Use Educational Flexibility. Gifted children require different and more flexible educational experiences. When the children come from multicultural or low-income families, educational flexibility and reaching out may be particularly necessary. Seven flexibly paced educational options, relatively easy to implement in most school settings (Cox, Daniel & Boston, 1985) are: early entrance; grade skipping; advanced level courses; compacted courses; continuous progress in the regular classroom; concurrent enrollment in advanced classes; and credit by examination. These options are based on competence and demonstrated ability, rather than on arbitrary age groupings.Establish Parent Discussion Groups. Parents of gifted children typically have few opportunities to talk with other parents of gifted children. Discussion groups provide opportunities to "swap parenting recipes" and child-rearing experiences. Such experiences provide perspective as well as specific information (Webb & DeVries, 1993).

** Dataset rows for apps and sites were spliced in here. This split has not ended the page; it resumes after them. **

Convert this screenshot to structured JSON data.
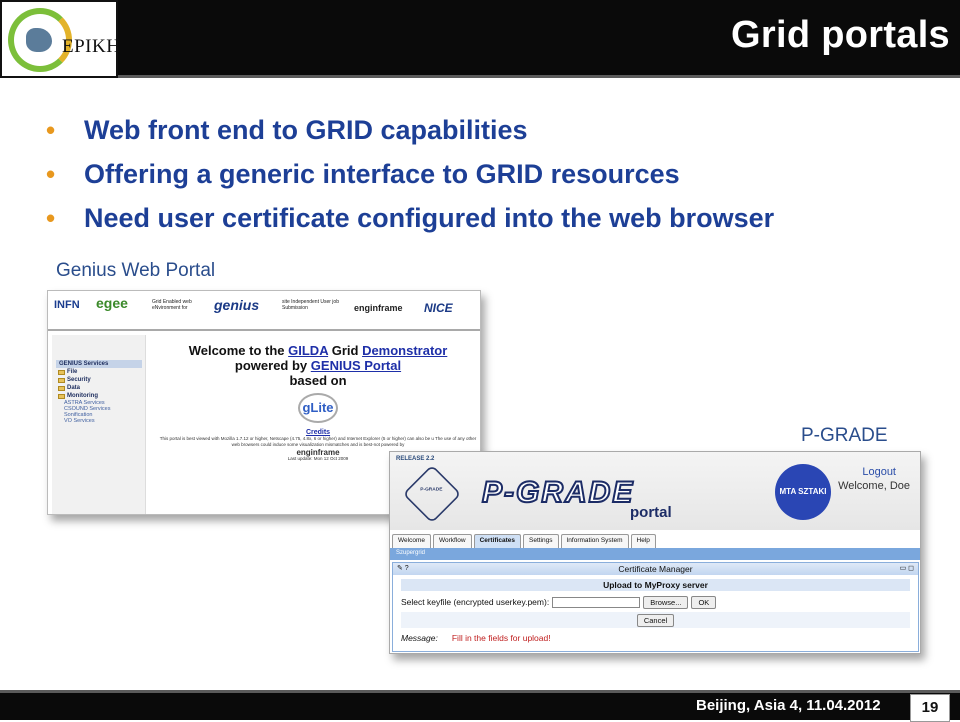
{
  "header": {
    "title": "Grid portals",
    "logo_text": "EPIKH"
  },
  "bullets": [
    "Web front end to GRID capabilities",
    "Offering a generic interface to GRID resources",
    "Need user certificate configured into the web browser"
  ],
  "colors": {
    "title_text": "#ffffff",
    "header_bg": "#0a0a0a",
    "bullet_text": "#1d3f96",
    "bullet_marker": "#e8981e",
    "caption": "#2a4d8c"
  },
  "genius": {
    "caption": "Genius Web Portal",
    "logos": [
      "INFN",
      "egee",
      "Grid Enabled web eNvironment for",
      "genius",
      "site Independent User job Submission",
      "enginframe",
      "NICE"
    ],
    "sidebar": {
      "header": "GENIUS Services",
      "items": [
        "File",
        "Security",
        "Data",
        "Monitoring"
      ],
      "subitems": [
        "ASTRA Services",
        "CSOUND Services",
        "Sonification",
        "VO Services"
      ]
    },
    "welcome_line1_pre": "Welcome to the ",
    "welcome_gilda": "GILDA",
    "welcome_grid": " Grid ",
    "welcome_demonstrator": "Demonstrator",
    "welcome_line2_pre": "powered by ",
    "welcome_portal": "GENIUS Portal",
    "welcome_line3": "based on",
    "glite": "gLite",
    "credits": "Credits",
    "small_text": "This portal is best viewed with Mozilla 1.7.12 or higher, Netscape (4.75, 4.8x, 6 or higher) and Internet Explorer (5 or higher) can also be u The use of any other web browsers could induce some visualization mismatches and is best-not powered by",
    "enginframe": "enginframe",
    "last_update": "Last update: Mon 12 Oct 2009"
  },
  "pgrade": {
    "caption": "P-GRADE",
    "release": "RELEASE 2.2",
    "logo": "P-GRADE",
    "logo_sub": "portal",
    "mta": "MTA SZTAKI",
    "logout": "Logout",
    "welcome": "Welcome, Doe",
    "tabs": [
      "Welcome",
      "Workflow",
      "Certificates",
      "Settings",
      "Information System",
      "Help"
    ],
    "active_tab": "Certificates",
    "bar_label": "Szupergrid",
    "panel_title": "Certificate Manager",
    "upload_title": "Upload to MyProxy server",
    "keyfile_label": "Select keyfile (encrypted userkey.pem):",
    "browse_button": "Browse...",
    "ok_button": "OK",
    "cancel_button": "Cancel",
    "message_label": "Message:",
    "message_value": "Fill in the fields for upload!"
  },
  "footer": {
    "text": "Beijing, Asia 4, 11.04.2012",
    "page": "19"
  }
}
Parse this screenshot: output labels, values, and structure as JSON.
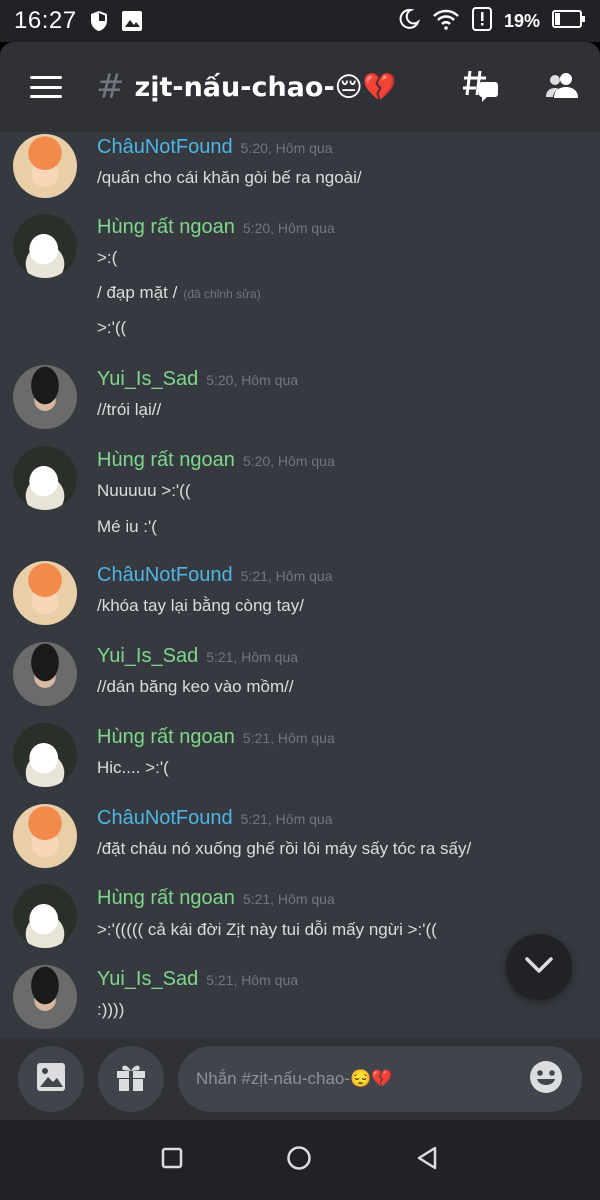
{
  "status_bar": {
    "time": "16:27",
    "battery": "19%"
  },
  "header": {
    "hash": "#",
    "channel": "zịt-nấu-chao-😔💔"
  },
  "messages": [
    {
      "user": "ChâuNotFound",
      "color": "#4fb6e3",
      "time": "5:20, Hôm qua",
      "avatar": "chau",
      "lines": [
        "/quấn cho cái khăn gòi bế ra ngoài/"
      ]
    },
    {
      "user": "Hùng rất ngoan",
      "color": "#7fd88a",
      "time": "5:20, Hôm qua",
      "avatar": "duck",
      "lines": [
        ">:(",
        "/ đạp mặt /",
        ">:'(("
      ],
      "edited": "(đã chỉnh sửa)"
    },
    {
      "user": "Yui_Is_Sad",
      "color": "#7fd88a",
      "time": "5:20, Hôm qua",
      "avatar": "yui",
      "lines": [
        "//trói lại//"
      ]
    },
    {
      "user": "Hùng rất ngoan",
      "color": "#7fd88a",
      "time": "5:20, Hôm qua",
      "avatar": "duck",
      "lines": [
        "Nuuuuu >:'((",
        "Mé iu :'("
      ]
    },
    {
      "user": "ChâuNotFound",
      "color": "#4fb6e3",
      "time": "5:21, Hôm qua",
      "avatar": "chau",
      "lines": [
        "/khóa tay lại bằng còng tay/"
      ]
    },
    {
      "user": "Yui_Is_Sad",
      "color": "#7fd88a",
      "time": "5:21, Hôm qua",
      "avatar": "yui",
      "lines": [
        "//dán băng keo vào mồm//"
      ]
    },
    {
      "user": "Hùng rất ngoan",
      "color": "#7fd88a",
      "time": "5:21, Hôm qua",
      "avatar": "duck",
      "lines": [
        "Hic.... >:'("
      ]
    },
    {
      "user": "ChâuNotFound",
      "color": "#4fb6e3",
      "time": "5:21, Hôm qua",
      "avatar": "chau",
      "lines": [
        "/đặt cháu nó xuống ghế rồi lôi máy sấy tóc ra sấy/"
      ]
    },
    {
      "user": "Hùng rất ngoan",
      "color": "#7fd88a",
      "time": "5:21, Hôm qua",
      "avatar": "duck",
      "lines": [
        ">:'((((( cả kái đời Zịt này tui dỗi mấy ngừi >:'(("
      ]
    },
    {
      "user": "Yui_Is_Sad",
      "color": "#7fd88a",
      "time": "5:21, Hôm qua",
      "avatar": "yui",
      "lines": [
        ":))))"
      ]
    }
  ],
  "composer": {
    "placeholder": "Nhắn #zịt-nấu-chao-😔💔"
  }
}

Adderholt-Elliott, M. (1989). Perfectionism: What's so bad about being good? Minneapolis: Free Spirit.
Clark, B. (1992). Growing up gifted. New York: Merrill.
Cox, J., Daniel, N., & Boston, B.O. (1985). Educating able learners: Programs and promising practices. Austin, TX: University of Texas Press.

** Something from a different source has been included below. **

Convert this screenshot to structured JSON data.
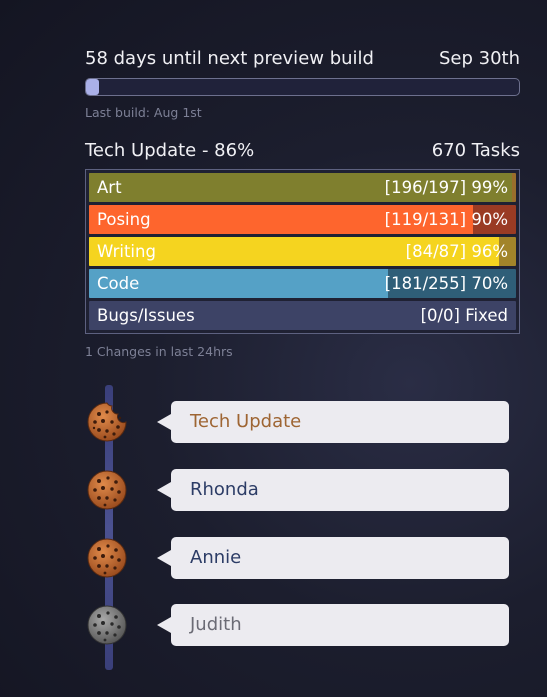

Halsted, J.W. (1994). Some of my best friends are books: Guiding gifted readers. Dayton, OH: Ohio Psychology Press.
Kerr, B. (1991). A handbook for counseling the gifted and talented. Alexandria, VA: American Association for Counseling and Development.
Kerr, B.A. (1985). Smart girls, gifted women. Dayton, OH: Ohio Psychology Press.

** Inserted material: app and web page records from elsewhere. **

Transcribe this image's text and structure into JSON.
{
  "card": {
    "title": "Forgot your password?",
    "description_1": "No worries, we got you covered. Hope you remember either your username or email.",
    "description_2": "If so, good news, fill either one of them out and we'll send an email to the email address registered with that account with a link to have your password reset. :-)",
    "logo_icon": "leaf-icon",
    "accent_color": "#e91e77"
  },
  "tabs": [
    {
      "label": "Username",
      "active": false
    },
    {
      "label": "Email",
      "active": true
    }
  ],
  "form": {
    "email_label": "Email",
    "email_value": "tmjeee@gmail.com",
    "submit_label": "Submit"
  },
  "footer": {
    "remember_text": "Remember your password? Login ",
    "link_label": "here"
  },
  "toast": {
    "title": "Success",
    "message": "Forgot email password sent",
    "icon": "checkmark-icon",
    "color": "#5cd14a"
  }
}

Kleine, P.A., & Webb, J.T. (1992). Community links as resources. In Challenges in gifted education: Developing potential and investing in knowledge for the 21st century (pp. 63-72). Columbus, OH: Ohio Department of Education.
Powell, P.M., & Haden, T. (1984). The intellectual and psychosocial nature of extreme giftedness. Roeper Review, 6(3), 131-133.
Seagoe, M. (1974). Some learning characteristics of gifted children. In R. Martinson, The identification of the gifted and talented. Ventura, CA: Office of the Ventura County Superintendent of Schools.
Webb, J.T., & DeVries, A.R. (1993). Training manual for facilitators of SENG model guided discussion groups for parents of talented children. Dayton: Ohio Psychology Press.
Webb, J.T., & Kleine, P.A. (1993). Assessing gifted and talented children. In J. Culbertson and D. Willis (Eds.), Testing young children (pp. 383-407). Austin, TX: Pro-Ed.
Whitmore, J.R. (1980). Giftedness, conflict and underachievement. Boston: Allyn & Bacon.
Whitmore, J.R., & Maker, C.J. (1985). Intellectual giftedness in disabled persons. Rockville, MD: Aspen.
James T. Webb, Ph.D. is Professor at the School of Professional Psychology, Wright State University, Dayton, Ohio. Professor Webb directs the SENG (Supporting Emotional Needs of Gifted) program which provides diagnostic and counseling services for gifted children and their families and trains doctoral psychologists. Many of the ideas in this digest are derived from Webb, J.T., Meckstroth, E.A., and Tolan, S.S. (1982). Guiding the gifted child. Dayton: Ohio Psychology Press.
1994 ERIC EC Digest #E527
This publication was prepared with funding from the Office of Educational Research and Improvement, U.S. Department of Education, under contract no. RR93002005. The opinions expressed in this report do not necessarily reflect the positions or policies of OERI or the Department of Education.
Disclaimer: This is not an expert site, it is run on a voluntary basis and as such is based on opinion and experience but we hope that it acts as a signpost for educational resources and other support services for Irish families with exceptionally able children. By using this website you accept that any dependence by you on such information, opinion or advice is at your own risk.